The evolution of f-hole shape and back plate thickness are likely the result of small errors in the copying process
A seven-year study of hundreds of Stradivarius, Amati and Guarneri violins has found that the instrument’s characteristic sound is likely to have come about through small errors made each time the luthier attempted to replicate his original design. Researchers at the Massachusetts Institute of Technology (MIT) discovered that the length of violin f-holes and the thickness of the back plate made significant differences to tone production, with longer f-holes proving more efficient than the more rounded equivalents of medieval fiddles, lyres, and rebecs.
Seventeenth and eighteenth century violins by the three Cremonese makers demonstrate a slow evolution towards longer f-holes and thicker back plates. However, according to MIT’s computer models – based upon technical drawings from the era and X-ray and CAT scans of the violins – such developments were likely unintentional, at least in the first instance.
‘We found if you try to replicate a sound-hole exactly from the last one you made, you will always have a little error,’ said professor Nicholas Makris. ‘You are cutting with a knife into thin wood and you cannot get it perfectly, and the error we report is about two percent.
‘People had to be listening, and had to be picking things that were more efficient, and were making good selections of what instrument to replicate. Whether they understood, 'Oh, we need to make the sound-hole more slender,' we cannot say.

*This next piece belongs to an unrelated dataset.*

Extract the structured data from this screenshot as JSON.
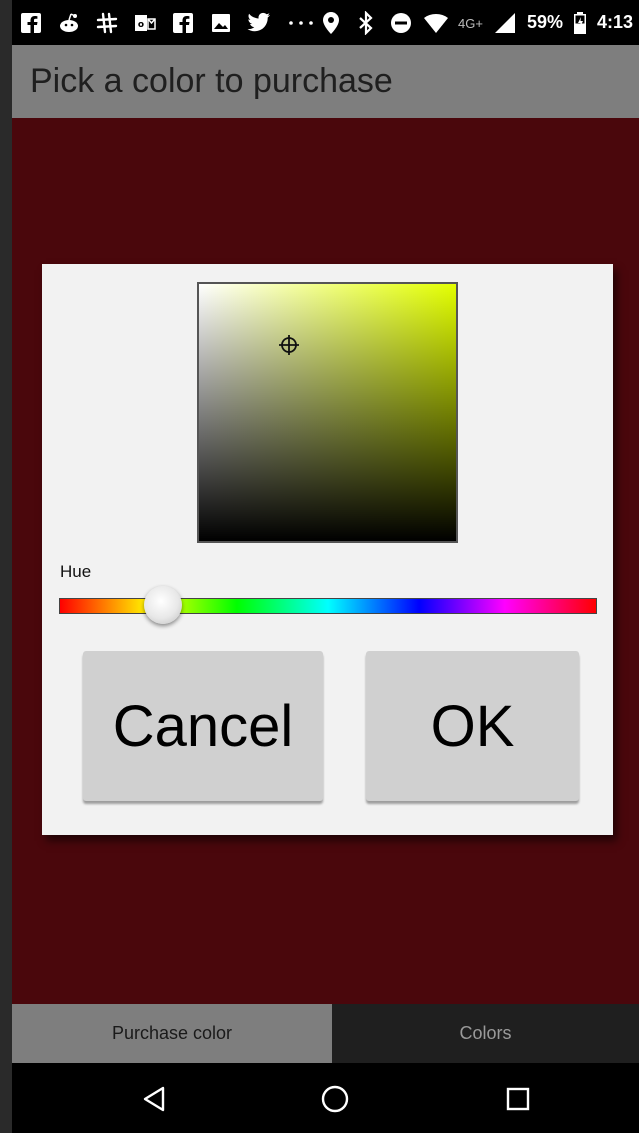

But they definitely knew what was a better instrument to replicate.’
The results of the study are published in the Proceedings of the Royal Society.
Photo: the 'Lipinski’ Stradivarius